The Germans have never had a particularly good press in Britain. They are traditionally presented as the ravaging Hun after we fought two world wars against them in the last century.They can be stereotyped as brutal, beer swilling technocrats with no sense of humour and always obeying orders.
And no one has forgotten the 1966 World Cup – when England beat Germany 4-2 – though many might be happy to forget the 2010 World Cup when Germany beat England 4-1.
Yet there is another side to all this. The German contribution to Great Britain – what contribution you might ask?
There is an eye-opening exhibition organised by the Migration Museum Project at the German Historical Institute in Bloomsbury Square, London, that tells a different story. You have probably not heard of either, so if you are a passionate supporter of UKIP look away now because this is no story of EU benefit scroungers rushing to Britain to take our jobs and squander taxpayers’ money.
Rather it is a tale of how German immigrants to Britain have created jobs,iconic buildings, boosted trade between the two countries and made us laugh and cry and fought for women’s rights. I have to declare an interest as you would guess from my name – Hencke – I am from part German descent and my great grandfather came to Britain around 1863 and I am afraid, UKIP supporters,subsequent generations have stayed here ever since.

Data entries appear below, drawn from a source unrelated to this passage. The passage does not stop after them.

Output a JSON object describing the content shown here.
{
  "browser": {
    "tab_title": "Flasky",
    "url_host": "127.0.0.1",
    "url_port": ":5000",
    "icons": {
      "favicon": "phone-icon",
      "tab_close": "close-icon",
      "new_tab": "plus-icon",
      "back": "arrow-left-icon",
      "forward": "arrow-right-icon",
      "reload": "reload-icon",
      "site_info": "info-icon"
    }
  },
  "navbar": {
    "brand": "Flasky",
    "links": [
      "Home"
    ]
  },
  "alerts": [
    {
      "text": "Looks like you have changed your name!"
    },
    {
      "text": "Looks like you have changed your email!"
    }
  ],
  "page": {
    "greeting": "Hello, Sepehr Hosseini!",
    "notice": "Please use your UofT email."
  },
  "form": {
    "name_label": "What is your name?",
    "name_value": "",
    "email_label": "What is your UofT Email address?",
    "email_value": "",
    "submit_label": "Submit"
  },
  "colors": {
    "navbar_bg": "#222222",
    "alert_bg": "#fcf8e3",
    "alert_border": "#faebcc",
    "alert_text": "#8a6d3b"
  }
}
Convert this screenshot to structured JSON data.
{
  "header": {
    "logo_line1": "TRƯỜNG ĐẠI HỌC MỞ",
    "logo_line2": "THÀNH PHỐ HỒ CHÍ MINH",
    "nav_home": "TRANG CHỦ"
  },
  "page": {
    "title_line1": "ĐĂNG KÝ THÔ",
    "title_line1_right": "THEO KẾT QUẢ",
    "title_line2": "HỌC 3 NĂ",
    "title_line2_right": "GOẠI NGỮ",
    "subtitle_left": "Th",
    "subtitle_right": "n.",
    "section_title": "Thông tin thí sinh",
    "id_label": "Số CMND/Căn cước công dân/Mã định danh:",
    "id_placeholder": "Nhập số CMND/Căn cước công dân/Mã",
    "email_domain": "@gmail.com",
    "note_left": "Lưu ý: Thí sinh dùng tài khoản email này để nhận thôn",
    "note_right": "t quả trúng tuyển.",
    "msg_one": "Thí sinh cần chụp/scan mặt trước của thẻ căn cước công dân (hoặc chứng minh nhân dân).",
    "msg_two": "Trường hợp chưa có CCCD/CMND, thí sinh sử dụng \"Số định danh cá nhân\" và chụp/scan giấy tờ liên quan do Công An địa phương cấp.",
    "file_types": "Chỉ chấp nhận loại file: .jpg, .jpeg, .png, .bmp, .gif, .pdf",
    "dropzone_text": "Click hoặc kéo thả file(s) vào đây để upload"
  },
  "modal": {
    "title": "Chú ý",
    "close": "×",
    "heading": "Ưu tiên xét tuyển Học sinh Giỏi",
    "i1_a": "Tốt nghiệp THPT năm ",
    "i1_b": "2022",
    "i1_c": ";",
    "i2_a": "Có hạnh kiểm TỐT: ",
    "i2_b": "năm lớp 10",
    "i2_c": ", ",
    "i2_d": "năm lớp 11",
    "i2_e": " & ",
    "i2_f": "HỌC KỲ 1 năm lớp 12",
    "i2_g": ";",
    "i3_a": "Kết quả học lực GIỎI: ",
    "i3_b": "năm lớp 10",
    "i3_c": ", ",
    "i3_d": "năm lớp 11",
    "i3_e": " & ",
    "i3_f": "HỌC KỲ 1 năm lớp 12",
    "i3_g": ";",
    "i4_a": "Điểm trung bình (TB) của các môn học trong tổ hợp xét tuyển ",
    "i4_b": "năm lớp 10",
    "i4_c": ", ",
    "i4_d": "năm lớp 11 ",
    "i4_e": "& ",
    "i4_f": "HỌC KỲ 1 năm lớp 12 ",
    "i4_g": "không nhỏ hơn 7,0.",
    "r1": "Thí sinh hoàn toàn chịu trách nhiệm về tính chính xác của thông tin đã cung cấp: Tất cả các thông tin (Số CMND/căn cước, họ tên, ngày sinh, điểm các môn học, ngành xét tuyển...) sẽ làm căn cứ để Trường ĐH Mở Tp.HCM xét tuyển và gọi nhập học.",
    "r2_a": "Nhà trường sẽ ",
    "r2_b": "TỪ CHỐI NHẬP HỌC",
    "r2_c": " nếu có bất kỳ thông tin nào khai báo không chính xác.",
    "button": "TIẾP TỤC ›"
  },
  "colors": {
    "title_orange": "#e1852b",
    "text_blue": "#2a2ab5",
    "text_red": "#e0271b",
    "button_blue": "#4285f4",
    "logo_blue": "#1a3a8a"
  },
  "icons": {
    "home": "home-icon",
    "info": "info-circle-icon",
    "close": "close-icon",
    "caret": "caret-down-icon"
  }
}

Indeed this exhibition reveals that in Britain’s first census in 1861 German immigrants were the largest group of immigrants , amounting to 28,644 people, just 0.09 per cent of the population. By 2011 there were 273,654 German born Brits, amounting to 0.43 per cent of the population.
The most fascinating part of the exhibition is the less familiar contributions from German immigrants. Two German chemists built London’s first gas works, the iconic and now listed De la Warr Pavilion in Bexhill on Sea was designed by a German architect, and one of the leading suffragettes, Kitty Marion (Katerina Shafer) was a German immigrant.
And there are many German academics, traders dating back to the Hanseatic League in 1300, and the big wave of Jewish immigration in the 1930s after the persecution by the Nazis.
Less well-known is that there is also a German speaking Somali and Vietnamese population in the UK, people who came as asylum seekers to Germany and have moved to Britain.
And yes there are stand up German comedians in Britain – you can watch one, Henning Wehn, on a video – and he is funny!
All this is a real antidote to the anti-immigration frenzy sweeping the country, showing the benefits to Britain rather than harping on the horrors of immigration ruining our society.
The exhibition is on in London until October 24, times are on the German Historical Institute website (link above) and admission is free. The exhibition will move to Manchester and Belfast later.